Your assignment :: Every entry must be output exactly as it was written.

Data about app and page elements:
******

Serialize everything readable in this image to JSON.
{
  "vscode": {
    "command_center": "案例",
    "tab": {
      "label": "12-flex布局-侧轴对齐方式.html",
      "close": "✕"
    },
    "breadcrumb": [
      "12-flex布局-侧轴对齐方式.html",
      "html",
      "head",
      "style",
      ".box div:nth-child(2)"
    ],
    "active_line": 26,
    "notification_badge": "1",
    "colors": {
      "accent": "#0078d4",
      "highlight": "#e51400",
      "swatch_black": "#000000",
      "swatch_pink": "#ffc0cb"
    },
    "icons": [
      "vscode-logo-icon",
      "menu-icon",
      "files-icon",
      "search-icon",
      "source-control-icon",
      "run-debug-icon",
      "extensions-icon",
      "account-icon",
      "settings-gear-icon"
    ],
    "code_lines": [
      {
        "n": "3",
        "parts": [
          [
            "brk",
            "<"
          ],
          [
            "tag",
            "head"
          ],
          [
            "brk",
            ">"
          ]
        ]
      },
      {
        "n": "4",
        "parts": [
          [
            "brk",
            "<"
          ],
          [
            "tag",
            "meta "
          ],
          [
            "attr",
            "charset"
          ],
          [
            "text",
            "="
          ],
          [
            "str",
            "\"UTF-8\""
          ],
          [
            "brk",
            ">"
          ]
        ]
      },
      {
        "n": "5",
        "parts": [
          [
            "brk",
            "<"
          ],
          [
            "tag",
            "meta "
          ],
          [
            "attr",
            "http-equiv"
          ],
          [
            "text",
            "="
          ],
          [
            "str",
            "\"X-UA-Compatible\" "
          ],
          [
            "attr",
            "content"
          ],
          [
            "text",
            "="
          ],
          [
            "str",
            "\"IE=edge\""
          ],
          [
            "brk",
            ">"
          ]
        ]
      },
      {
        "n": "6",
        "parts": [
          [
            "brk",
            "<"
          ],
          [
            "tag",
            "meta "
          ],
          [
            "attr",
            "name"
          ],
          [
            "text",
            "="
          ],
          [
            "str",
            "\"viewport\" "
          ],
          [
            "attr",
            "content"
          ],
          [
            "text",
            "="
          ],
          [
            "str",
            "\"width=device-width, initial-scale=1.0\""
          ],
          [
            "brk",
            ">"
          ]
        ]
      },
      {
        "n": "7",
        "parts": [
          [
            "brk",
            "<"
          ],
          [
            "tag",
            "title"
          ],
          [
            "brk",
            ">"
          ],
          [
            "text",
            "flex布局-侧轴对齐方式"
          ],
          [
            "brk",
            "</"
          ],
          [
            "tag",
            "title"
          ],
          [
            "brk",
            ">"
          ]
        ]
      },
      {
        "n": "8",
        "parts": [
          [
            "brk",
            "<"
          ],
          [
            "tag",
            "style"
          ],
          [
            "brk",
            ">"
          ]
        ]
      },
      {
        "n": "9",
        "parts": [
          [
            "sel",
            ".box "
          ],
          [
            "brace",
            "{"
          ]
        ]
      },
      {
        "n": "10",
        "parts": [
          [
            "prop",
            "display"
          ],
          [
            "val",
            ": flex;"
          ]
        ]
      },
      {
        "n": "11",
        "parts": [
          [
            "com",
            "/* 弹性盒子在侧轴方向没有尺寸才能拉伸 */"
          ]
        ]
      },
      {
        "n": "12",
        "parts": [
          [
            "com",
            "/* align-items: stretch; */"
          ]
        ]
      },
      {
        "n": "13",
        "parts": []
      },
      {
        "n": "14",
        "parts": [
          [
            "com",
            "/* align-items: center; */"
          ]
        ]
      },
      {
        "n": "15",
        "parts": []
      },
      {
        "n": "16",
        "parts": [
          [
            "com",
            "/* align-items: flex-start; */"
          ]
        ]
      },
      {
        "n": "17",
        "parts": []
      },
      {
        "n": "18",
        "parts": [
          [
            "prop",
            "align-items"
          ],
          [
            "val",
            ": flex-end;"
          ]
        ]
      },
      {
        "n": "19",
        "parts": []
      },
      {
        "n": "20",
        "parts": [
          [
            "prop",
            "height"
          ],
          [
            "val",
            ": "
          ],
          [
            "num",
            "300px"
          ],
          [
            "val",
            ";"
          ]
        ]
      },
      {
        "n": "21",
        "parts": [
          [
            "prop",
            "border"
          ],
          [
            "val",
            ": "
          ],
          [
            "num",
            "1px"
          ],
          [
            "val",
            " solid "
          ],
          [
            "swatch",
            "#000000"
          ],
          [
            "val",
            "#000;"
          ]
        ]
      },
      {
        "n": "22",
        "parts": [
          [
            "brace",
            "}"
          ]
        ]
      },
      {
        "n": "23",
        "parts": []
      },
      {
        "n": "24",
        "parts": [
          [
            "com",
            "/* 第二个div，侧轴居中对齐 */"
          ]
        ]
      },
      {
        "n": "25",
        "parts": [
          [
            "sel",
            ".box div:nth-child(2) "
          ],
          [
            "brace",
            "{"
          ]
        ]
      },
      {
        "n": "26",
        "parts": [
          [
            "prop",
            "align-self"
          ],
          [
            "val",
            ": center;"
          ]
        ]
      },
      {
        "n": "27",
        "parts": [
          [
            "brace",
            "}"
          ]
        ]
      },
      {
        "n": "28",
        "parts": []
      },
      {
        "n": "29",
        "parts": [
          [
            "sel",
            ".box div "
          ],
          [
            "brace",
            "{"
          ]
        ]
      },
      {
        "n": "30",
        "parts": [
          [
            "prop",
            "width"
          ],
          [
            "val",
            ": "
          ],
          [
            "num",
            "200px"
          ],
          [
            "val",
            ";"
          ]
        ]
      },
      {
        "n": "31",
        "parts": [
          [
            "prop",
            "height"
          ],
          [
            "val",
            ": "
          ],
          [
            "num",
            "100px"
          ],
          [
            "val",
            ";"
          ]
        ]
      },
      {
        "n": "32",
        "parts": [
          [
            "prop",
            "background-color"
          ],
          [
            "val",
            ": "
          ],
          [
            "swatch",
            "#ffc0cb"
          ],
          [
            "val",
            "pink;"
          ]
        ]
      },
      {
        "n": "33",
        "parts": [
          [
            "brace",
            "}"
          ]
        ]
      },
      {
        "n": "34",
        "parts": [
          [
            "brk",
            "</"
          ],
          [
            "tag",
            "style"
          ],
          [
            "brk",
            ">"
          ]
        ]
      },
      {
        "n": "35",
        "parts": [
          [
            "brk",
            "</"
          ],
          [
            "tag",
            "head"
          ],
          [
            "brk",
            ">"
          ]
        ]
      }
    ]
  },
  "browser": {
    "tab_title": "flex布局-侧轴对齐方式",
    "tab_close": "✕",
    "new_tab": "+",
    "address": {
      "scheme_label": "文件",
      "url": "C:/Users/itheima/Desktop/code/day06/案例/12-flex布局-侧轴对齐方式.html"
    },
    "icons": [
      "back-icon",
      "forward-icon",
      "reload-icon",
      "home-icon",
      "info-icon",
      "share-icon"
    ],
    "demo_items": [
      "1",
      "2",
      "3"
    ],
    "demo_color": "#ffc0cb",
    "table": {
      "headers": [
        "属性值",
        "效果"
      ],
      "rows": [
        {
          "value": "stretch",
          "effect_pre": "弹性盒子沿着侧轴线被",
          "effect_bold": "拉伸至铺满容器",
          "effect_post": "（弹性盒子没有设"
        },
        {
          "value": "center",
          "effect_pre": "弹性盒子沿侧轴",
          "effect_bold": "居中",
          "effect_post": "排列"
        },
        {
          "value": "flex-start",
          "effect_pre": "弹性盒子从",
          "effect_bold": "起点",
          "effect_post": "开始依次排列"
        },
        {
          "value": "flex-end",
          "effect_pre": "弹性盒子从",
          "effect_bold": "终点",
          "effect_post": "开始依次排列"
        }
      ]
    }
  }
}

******

Answer section ::
Serialize everything readable in this image to JSON.
{
  "vscode": {
    "command_center": "案例",
    "tab": {
      "label": "12-flex布局-侧轴对齐方式.html",
      "close": "✕"
    },
    "breadcrumb": [
      "12-flex布局-侧轴对齐方式.html",
      "html",
      "head",
      "style",
      ".box div:nth-child(2)"
    ],
    "active_line": 26,
    "notification_badge": "1",
    "colors": {
      "accent": "#0078d4",
      "highlight": "#e51400",
      "swatch_black": "#000000",
      "swatch_pink": "#ffc0cb"
    },
    "icons": [
      "vscode-logo-icon",
      "menu-icon",
      "files-icon",
      "search-icon",
      "source-control-icon",
      "run-debug-icon",
      "extensions-icon",
      "account-icon",
      "settings-gear-icon"
    ],
    "code_lines": [
      {
        "n": "3",
        "parts": [
          [
            "brk",
            "<"
          ],
          [
            "tag",
            "head"
          ],
          [
            "brk",
            ">"
          ]
        ]
      },
      {
        "n": "4",
        "parts": [
          [
            "brk",
            "<"
          ],
          [
            "tag",
            "meta "
          ],
          [
            "attr",
            "charset"
          ],
          [
            "text",
            "="
          ],
          [
            "str",
            "\"UTF-8\""
          ],
          [
            "brk",
            ">"
          ]
        ]
      },
      {
        "n": "5",
        "parts": [
          [
            "brk",
            "<"
          ],
          [
            "tag",
            "meta "
          ],
          [
            "attr",
            "http-equiv"
          ],
          [
            "text",
            "="
          ],
          [
            "str",
            "\"X-UA-Compatible\" "
          ],
          [
            "attr",
            "content"
          ],
          [
            "text",
            "="
          ],
          [
            "str",
            "\"IE=edge\""
          ],
          [
            "brk",
            ">"
          ]
        ]
      },
      {
        "n": "6",
        "parts": [
          [
            "brk",
            "<"
          ],
          [
            "tag",
            "meta "
          ],
          [
            "attr",
            "name"
          ],
          [
            "text",
            "="
          ],
          [
            "str",
            "\"viewport\" "
          ],
          [
            "attr",
            "content"
          ],
          [
            "text",
            "="
          ],
          [
            "str",
            "\"width=device-width, initial-scale=1.0\""
          ],
          [
            "brk",
            ">"
          ]
        ]
      },
      {
        "n": "7",
        "parts": [
          [
            "brk",
            "<"
          ],
          [
            "tag",
            "title"
          ],
          [
            "brk",
            ">"
          ],
          [
            "text",
            "flex布局-侧轴对齐方式"
          ],
          [
            "brk",
            "</"
          ],
          [
            "tag",
            "title"
          ],
          [
            "brk",
            ">"
          ]
        ]
      },
      {
        "n": "8",
        "parts": [
          [
            "brk",
            "<"
          ],
          [
            "tag",
            "style"
          ],
          [
            "brk",
            ">"
          ]
        ]
      },
      {
        "n": "9",
        "parts": [
          [
            "sel",
            ".box "
          ],
          [
            "brace",
            "{"
          ]
        ]
      },
      {
        "n": "10",
        "parts": [
          [
            "prop",
            "display"
          ],
          [
            "val",
            ": flex;"
          ]
        ]
      },
      {
        "n": "11",
        "parts": [
          [
            "com",
            "/* 弹性盒子在侧轴方向没有尺寸才能拉伸 */"
          ]
        ]
      },
      {
        "n": "12",
        "parts": [
          [
            "com",
            "/* align-items: stretch; */"
          ]
        ]
      },
      {
        "n": "13",
        "parts": []
      },
      {
        "n": "14",
        "parts": [
          [
            "com",
            "/* align-items: center; */"
          ]
        ]
      },
      {
        "n": "15",
        "parts": []
      },
      {
        "n": "16",
        "parts": [
          [
            "com",
            "/* align-items: flex-start; */"
          ]
        ]
      },
      {
        "n": "17",
        "parts": []
      },
      {
        "n": "18",
        "parts": [
          [
            "prop",
            "align-items"
          ],
          [
            "val",
            ": flex-end;"
          ]
        ]
      },
      {
        "n": "19",
        "parts": []
      },
      {
        "n": "20",
        "parts": [
          [
            "prop",
            "height"
          ],
          [
            "val",
            ": "
          ],
          [
            "num",
            "300px"
          ],
          [
            "val",
            ";"
          ]
        ]
      },
      {
        "n": "21",
        "parts": [
          [
            "prop",
            "border"
          ],
          [
            "val",
            ": "
          ],
          [
            "num",
            "1px"
          ],
          [
            "val",
            " solid "
          ],
          [
            "swatch",
            "#000000"
          ],
          [
            "val",
            "#000;"
          ]
        ]
      },
      {
        "n": "22",
        "parts": [
          [
            "brace",
            "}"
          ]
        ]
      },
      {
        "n": "23",
        "parts": []
      },
      {
        "n": "24",
        "parts": [
          [
            "com",
            "/* 第二个div，侧轴居中对齐 */"
          ]
        ]
      },
      {
        "n": "25",
        "parts": [
          [
            "sel",
            ".box div:nth-child(2) "
          ],
          [
            "brace",
            "{"
          ]
        ]
      },
      {
        "n": "26",
        "parts": [
          [
            "prop",
            "align-self"
          ],
          [
            "val",
            ": center;"
          ]
        ]
      },
      {
        "n": "27",
        "parts": [
          [
            "brace",
            "}"
          ]
        ]
      },
      {
        "n": "28",
        "parts": []
      },
      {
        "n": "29",
        "parts": [
          [
            "sel",
            ".box div "
          ],
          [
            "brace",
            "{"
          ]
        ]
      },
      {
        "n": "30",
        "parts": [
          [
            "prop",
            "width"
          ],
          [
            "val",
            ": "
          ],
          [
            "num",
            "200px"
          ],
          [
            "val",
            ";"
          ]
        ]
      },
      {
        "n": "31",
        "parts": [
          [
            "prop",
            "height"
          ],
          [
            "val",
            ": "
          ],
          [
            "num",
            "100px"
          ],
          [
            "val",
            ";"
          ]
        ]
      },
      {
        "n": "32",
        "parts": [
          [
            "prop",
            "background-color"
          ],
          [
            "val",
            ": "
          ],
          [
            "swatch",
            "#ffc0cb"
          ],
          [
            "val",
            "pink;"
          ]
        ]
      },
      {
        "n": "33",
        "parts": [
          [
            "brace",
            "}"
          ]
        ]
      },
      {
        "n": "34",
        "parts": [
          [
            "brk",
            "</"
          ],
          [
            "tag",
            "style"
          ],
          [
            "brk",
            ">"
          ]
        ]
      },
      {
        "n": "35",
        "parts": [
          [
            "brk",
            "</"
          ],
          [
            "tag",
            "head"
          ],
          [
            "brk",
            ">"
          ]
        ]
      }
    ]
  },
  "browser": {
    "tab_title": "flex布局-侧轴对齐方式",
    "tab_close": "✕",
    "new_tab": "+",
    "address": {
      "scheme_label": "文件",
      "url": "C:/Users/itheima/Desktop/code/day06/案例/12-flex布局-侧轴对齐方式.html"
    },
    "icons": [
      "back-icon",
      "forward-icon",
      "reload-icon",
      "home-icon",
      "info-icon",
      "share-icon"
    ],
    "demo_items": [
      "1",
      "2",
      "3"
    ],
    "demo_color": "#ffc0cb",
    "table": {
      "headers": [
        "属性值",
        "效果"
      ],
      "rows": [
        {
          "value": "stretch",
          "effect_pre": "弹性盒子沿着侧轴线被",
          "effect_bold": "拉伸至铺满容器",
          "effect_post": "（弹性盒子没有设"
        },
        {
          "value": "center",
          "effect_pre": "弹性盒子沿侧轴",
          "effect_bold": "居中",
          "effect_post": "排列"
        },
        {
          "value": "flex-start",
          "effect_pre": "弹性盒子从",
          "effect_bold": "起点",
          "effect_post": "开始依次排列"
        },
        {
          "value": "flex-end",
          "effect_pre": "弹性盒子从",
          "effect_bold": "终点",
          "effect_post": "开始依次排列"
        }
      ]
    }
  }
}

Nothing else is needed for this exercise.